Surging cryptocurrency prices caused demand for NVIDIA (NVDA -5.26%) and AMD's (AMD -6.24%) high-end GPUs to spike over the past year. That sounds like great news for the two chipmakers, but the supply shortages and soaring market prices are also alienating their core gaming customers.
GameSpot's Jimmy Thang recently told readers that "due to the cryptocurrency craze, which is skyrocketing the price of graphics cards, now is a really bad time to buy a GPU."
Thang noted that NVIDIA's high-end GTX 1080 Ti, which has an MSRP of $700, now has an average street price of $1,350. The GTX 1080, which has an MSRP of $550, has an average street price of $1,100. AMD's top-tier RX Vega 64 has a whopping street price of $1,500 -- triple its MSRP of $500.
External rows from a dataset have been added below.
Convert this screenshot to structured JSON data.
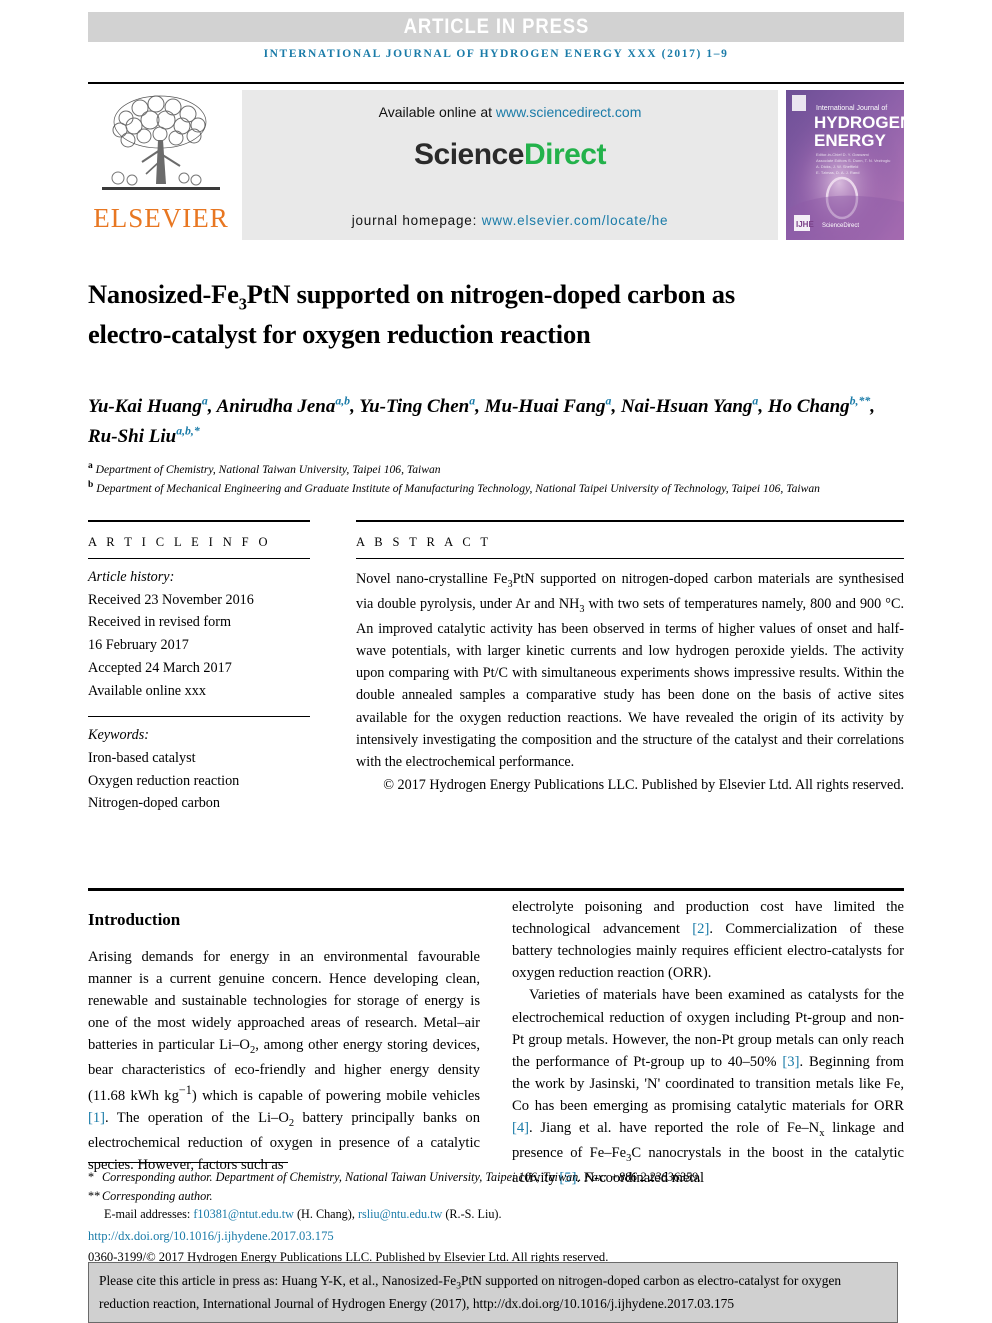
{
  "banner": {
    "text": "ARTICLE IN PRESS"
  },
  "running_head": {
    "text": "INTERNATIONAL JOURNAL OF HYDROGEN ENERGY XXX (2017) 1–9"
  },
  "masthead": {
    "available_online_label": "Available online at",
    "sciencedirect_url": "www.sciencedirect.com",
    "logo_part1": "Science",
    "logo_part2": "Direct",
    "homepage_label": "journal homepage:",
    "homepage_url": "www.elsevier.com/locate/he",
    "publisher": "ELSEVIER",
    "cover": {
      "line1": "International Journal of",
      "line2": "HYDROGEN",
      "line3": "ENERGY",
      "footer": "ScienceDirect"
    }
  },
  "title": {
    "line1_a": "Nanosized-Fe",
    "line1_sub": "3",
    "line1_b": "PtN supported on nitrogen-doped",
    "line2": "carbon as electro-catalyst for oxygen reduction",
    "line3": "reaction"
  },
  "authors": {
    "line1": "Yu-Kai Huang ᵃ, Anirudha Jena ᵃᵇ, Yu-Ting Chen ᵃ, Mu-Huai Fang ᵃ,",
    "line2": "Nai-Hsuan Yang ᵃ, Ho Chang ᵇ**, Ru-Shi Liu ᵃᵇ*",
    "names": [
      {
        "name": "Yu-Kai Huang",
        "marks": "a"
      },
      {
        "name": "Anirudha Jena",
        "marks": "a,b"
      },
      {
        "name": "Yu-Ting Chen",
        "marks": "a"
      },
      {
        "name": "Mu-Huai Fang",
        "marks": "a"
      },
      {
        "name": "Nai-Hsuan Yang",
        "marks": "a"
      },
      {
        "name": "Ho Chang",
        "marks": "b,**"
      },
      {
        "name": "Ru-Shi Liu",
        "marks": "a,b,*"
      }
    ],
    "affiliations": [
      {
        "mark": "a",
        "text": "Department of Chemistry, National Taiwan University, Taipei 106, Taiwan"
      },
      {
        "mark": "b",
        "text": "Department of Mechanical Engineering and Graduate Institute of Manufacturing Technology, National Taipei University of Technology, Taipei 106, Taiwan"
      }
    ]
  },
  "article_info": {
    "label": "A R T I C L E   I N F O",
    "history_label": "Article history:",
    "history": [
      "Received 23 November 2016",
      "Received in revised form",
      "16 February 2017",
      "Accepted 24 March 2017",
      "Available online xxx"
    ],
    "keywords_label": "Keywords:",
    "keywords": [
      "Iron-based catalyst",
      "Oxygen reduction reaction",
      "Nitrogen-doped carbon"
    ]
  },
  "abstract": {
    "label": "A B S T R A C T",
    "part1": "Novel nano-crystalline Fe",
    "sub1": "3",
    "part2": "PtN supported on nitrogen-doped carbon materials are synthesised via double pyrolysis, under Ar and NH",
    "sub2": "3",
    "part3": " with two sets of temperatures namely, 800 and 900 °C. An improved catalytic activity has been observed in terms of higher values of onset and half-wave potentials, with larger kinetic currents and low hydrogen peroxide yields. The activity upon comparing with Pt/C with simultaneous experiments shows impressive results. Within the double annealed samples a comparative study has been done on the basis of active sites available for the oxygen reduction reactions. We have revealed the origin of its activity by intensively investigating the composition and the structure of the catalyst and their correlations with the electrochemical performance.",
    "copyright": "© 2017 Hydrogen Energy Publications LLC. Published by Elsevier Ltd. All rights reserved."
  },
  "body": {
    "heading": "Introduction",
    "left_para_1a": "Arising demands for energy in an environmental favourable manner is a current genuine concern. Hence developing clean, renewable and sustainable technologies for storage of energy is one of the most widely approached areas of research. Metal–air batteries in particular Li–O",
    "left_sub1": "2",
    "left_para_1b": ", among other energy storing devices, bear characteristics of eco-friendly and higher energy density (11.68 kWh kg",
    "left_sup1": "−1",
    "left_para_1c": ") which is capable of powering mobile vehicles ",
    "left_ref1": "[1]",
    "left_para_1d": ". The operation of the Li–O",
    "left_sub2": "2",
    "left_para_1e": " battery principally banks on electrochemical reduction of oxygen in presence of a catalytic species. However, factors such as",
    "right_para_1a": "electrolyte poisoning and production cost have limited the technological advancement ",
    "right_ref1": "[2]",
    "right_para_1b": ". Commercialization of these battery technologies mainly requires efficient electro-catalysts for oxygen reduction reaction (ORR).",
    "right_para_2a": "Varieties of materials have been examined as catalysts for the electrochemical reduction of oxygen including Pt-group and non-Pt group metals. However, the non-Pt group metals can only reach the performance of Pt-group up to 40–50% ",
    "right_ref2": "[3]",
    "right_para_2b": ". Beginning from the work by Jasinski, 'N' coordinated to transition metals like Fe, Co has been emerging as promising catalytic materials for ORR ",
    "right_ref3": "[4]",
    "right_para_2c": ". Jiang et al. have reported the role of Fe–N",
    "right_sub1": "x",
    "right_para_2d": " linkage and presence of Fe–Fe",
    "right_sub2": "3",
    "right_para_2e": "C nanocrystals in the boost in the catalytic activity ",
    "right_ref4": "[5]",
    "right_para_2f": ". N-coordinated metal"
  },
  "footnotes": {
    "star_mark": "*",
    "star_text": "Corresponding author. Department of Chemistry, National Taiwan University, Taipei 106, Taiwan. Fax: +886 2 23636359.",
    "dstar_mark": "**",
    "dstar_text": "Corresponding author.",
    "email_label": "E-mail addresses:",
    "email1": "f10381@ntut.edu.tw",
    "email1_owner": "(H. Chang)",
    "email2": "rsliu@ntu.edu.tw",
    "email2_owner": "(R.-S. Liu)",
    "doi": "http://dx.doi.org/10.1016/j.ijhydene.2017.03.175",
    "issn_line": "0360-3199/© 2017 Hydrogen Energy Publications LLC. Published by Elsevier Ltd. All rights reserved."
  },
  "cite_box": {
    "part1": "Please cite this article in press as: Huang Y-K, et al., Nanosized-Fe",
    "sub": "3",
    "part2": "PtN supported on nitrogen-doped carbon as electro-catalyst for oxygen reduction reaction, International Journal of Hydrogen Energy (2017), http://dx.doi.org/10.1016/j.ijhydene.2017.03.175"
  },
  "colors": {
    "link": "#1a7ba8",
    "elsevier_orange": "#e87722",
    "sciencedirect_green": "#23b24b",
    "banner_gray": "#d2d2d2",
    "cite_box_gray": "#d0d0d0"
  }
}
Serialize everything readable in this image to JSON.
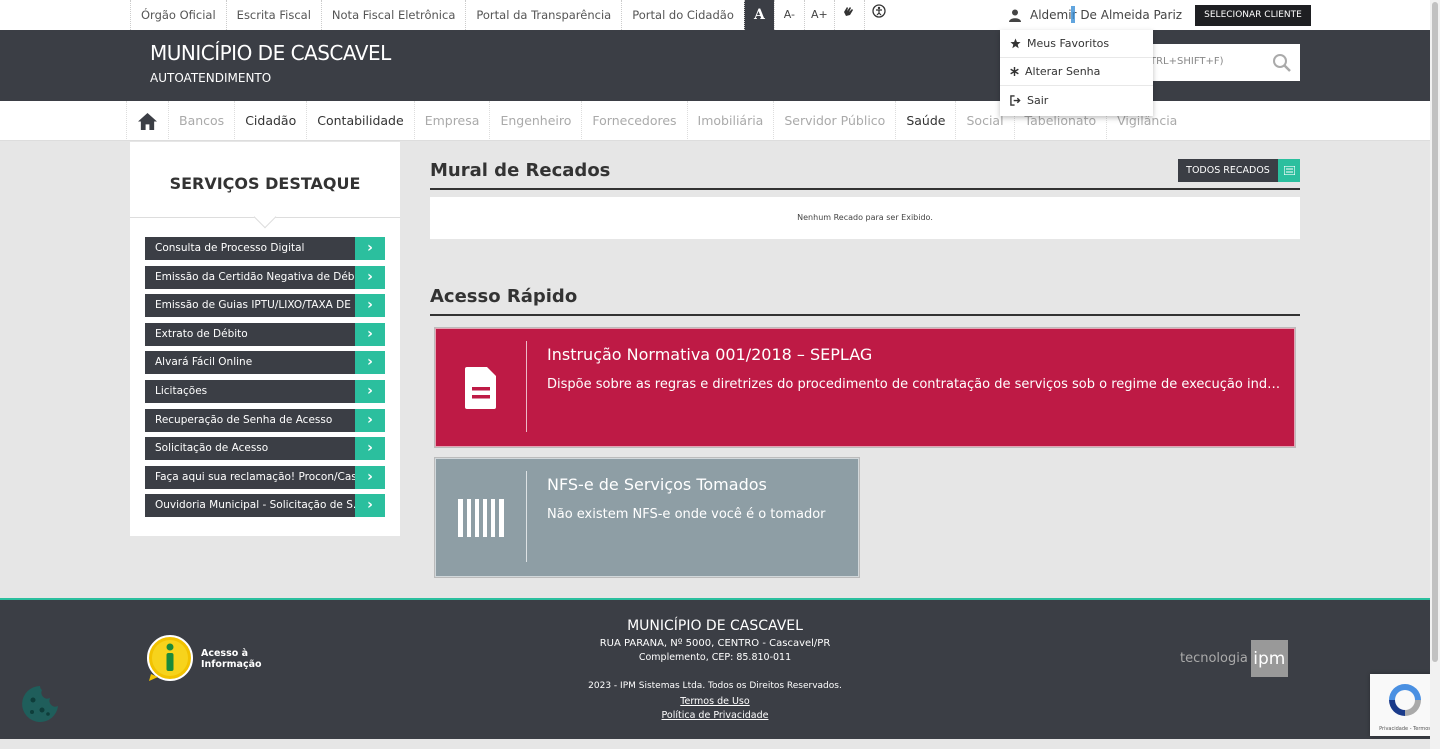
{
  "topbar": {
    "links": [
      "Órgão Oficial",
      "Escrita Fiscal",
      "Nota Fiscal Eletrônica",
      "Portal da Transparência",
      "Portal do Cidadão"
    ],
    "font_buttons": [
      "A",
      "A-",
      "A+"
    ],
    "user_name": "Aldemir De Almeida Pariz",
    "select_client": "SELECIONAR CLIENTE"
  },
  "header": {
    "title": "MUNICÍPIO DE CASCAVEL",
    "subtitle": "AUTOATENDIMENTO",
    "search_hint": "TRL+SHIFT+F)"
  },
  "user_menu": {
    "items": [
      "Meus Favoritos",
      "Alterar Senha",
      "Sair"
    ]
  },
  "nav": {
    "items": [
      {
        "label": "Bancos",
        "active": false
      },
      {
        "label": "Cidadão",
        "active": true
      },
      {
        "label": "Contabilidade",
        "active": true
      },
      {
        "label": "Empresa",
        "active": false
      },
      {
        "label": "Engenheiro",
        "active": false
      },
      {
        "label": "Fornecedores",
        "active": false
      },
      {
        "label": "Imobiliária",
        "active": false
      },
      {
        "label": "Servidor Público",
        "active": false
      },
      {
        "label": "Saúde",
        "active": true
      },
      {
        "label": "Social",
        "active": false
      },
      {
        "label": "Tabelionato",
        "active": false
      },
      {
        "label": "Vigilância",
        "active": false
      }
    ]
  },
  "sidebar": {
    "title": "SERVIÇOS DESTAQUE",
    "items": [
      "Consulta de Processo Digital",
      "Emissão da Certidão Negativa de Débi...",
      "Emissão de Guias IPTU/LIXO/TAXA DE ...",
      "Extrato de Débito",
      "Alvará Fácil Online",
      "Licitações",
      "Recuperação de Senha de Acesso",
      "Solicitação de Acesso",
      "Faça aqui sua reclamação! Procon/Cas...",
      "Ouvidoria Municipal - Solicitação de S..."
    ]
  },
  "mural": {
    "title": "Mural de Recados",
    "all_button": "TODOS RECADOS",
    "empty": "Nenhum Recado para ser Exibido."
  },
  "quick": {
    "title": "Acesso Rápido",
    "cards": [
      {
        "title": "Instrução Normativa 001/2018 – SEPLAG",
        "desc": "Dispõe sobre as regras e diretrizes do procedimento de contratação de serviços sob o regime de execução indireta",
        "color": "#be1a45",
        "icon": "document-icon"
      },
      {
        "title": "NFS-e de Serviços Tomados",
        "desc": "Não existem NFS-e onde você é o tomador",
        "color": "#8e9ea5",
        "icon": "barcode-icon"
      }
    ]
  },
  "footer": {
    "title": "MUNICÍPIO DE CASCAVEL",
    "address": "RUA PARANA, Nº 5000, CENTRO - Cascavel/PR",
    "complement": "Complemento, CEP: 85.810-011",
    "copyright": "2023 - IPM Sistemas Ltda. Todos os Direitos Reservados.",
    "terms": "Termos de Uso",
    "privacy": "Política de Privacidade",
    "access_info": "Acesso à Informação",
    "tech": "tecnologia",
    "tech_brand": "ipm"
  },
  "recaptcha": {
    "text": "Privacidade - Termos"
  }
}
In late January, Shrout Research's Ryan Shrout told CNBC that "with availability consumed by the cryptocurrency mining market, there is little chance for any PC gamer to find a graphics card in stock, let along close to the expected price point." Shrout warned that as gamers and enthusiasts delay their upgrades, it could hurt "all other component vendors from processors to motherboards to storage."
CNBC's Tae Kim also warned that AMD and NVIDIA shouldn't "take the PC gaming market for granted," since gamers could simply buy "more powerful consoles such as the recently released Xbox One X" -- which has a base price of just $499. So what steps should NVIDIA and AMD take to protect their core customers from price gougers?
What cryptocurrency means to NVIDIA
Last quarter, NVIDIA reported that its cryptocurrency-related revenues had dropped 53% sequentially to $70 million, or 3% of its top line. That slowdown indicates that direct purchases of new NVIDIA GPUs for mining were slowing down, but that low supplies in the market were still propping up the street prices.
During the conference call, CEO Jensen Huang stated that cryptocurrency-related revenues were "small for us, but not zero." Meanwhile, NVIDIA's total gaming GPU revenues rose 25% annually to $1.56 billion, or 59% of its top line. Therefore gamers, not miners, are still NVIDIA's core customers.
That's why NVIDIA recently took measures to protect gamers from price gougers. The company is asking retailers to limit the number of cards per order to two or three to discourage bulk orders from miners. However, NVIDIA admitted that retailers aren't required to follow that "recommendation".
What cryptocurrency means to AMD
Unlike NVIDIA, AMD doesn't disclose its cryptocurrency-related revenues. However, Jefferies analyst Mark Lipacis estimated that cryptocurrency demand generated $75 million to $100 million in revenues for AMD during its third quarter, which would account for 5%-6% of its top line.
During that quarter, AMD's total Computing and Graphics revenue (from x86 chips and GPUs) rose 74% annually and accounted for half of its top line. Therefore, AMD is in a similar position to NVIDIA -- crypto demand provides a slight boost to its revenues, but most of its GPU demand still comes from PC gamers. CEO Lisa Su expects there to be "some leveling-off" in cryptocurrency demand over the next few quarters.
Unlike NVIDIA, AMD hasn't directly addressed the price gouging issue. However, some consumers accused AMD of encouraging price gouging. Last September, Gamer Nexus' Steve Burke noticed that AMD directly promoted (via a tweet) the "sale" of its RX 570 for $279 -- when the card had an MSRP of $179. PR missteps like this could tarnish AMD's reputation for providing cheaper alternatives to NVIDIA's cards.
It's not an easy problem to fix
This isn't the first time NVIDIA and AMD faced a crypto-related GPU shortage. It also occurred during the first bitcoin boom of 2013, and again last June as cryptocurrency prices surged.
NVIDIA and AMD will try to address this problem by producing more chips, but most of their cards are produced by third-party manufacturers, which have their own production bottlenecks.
But that's not all. Mining hardware makers like Bitmain often directly buy chips from foundries like TSMC, which throttles NVIDIA's production capacities. Big mining farms also purchase large quantities of GPUs from Chinese factories before they are sold on the open market. Lastly, smaller miners buy cards in bulk when they finally reach retailers, forcing gamers to buy cards at inflated prices from resellers.
The key takeaway
If cryptocurrency prices continue soaring, the problem could get much worse for NVIDIA and AMD, which could see their core gaming GPU sales dry up as gamers postpone PC upgrades or simply buy cheaper consoles. It's unlikely that cryptocurrency demand will offset those declines, and both chipmakers' revenue growth could dry up.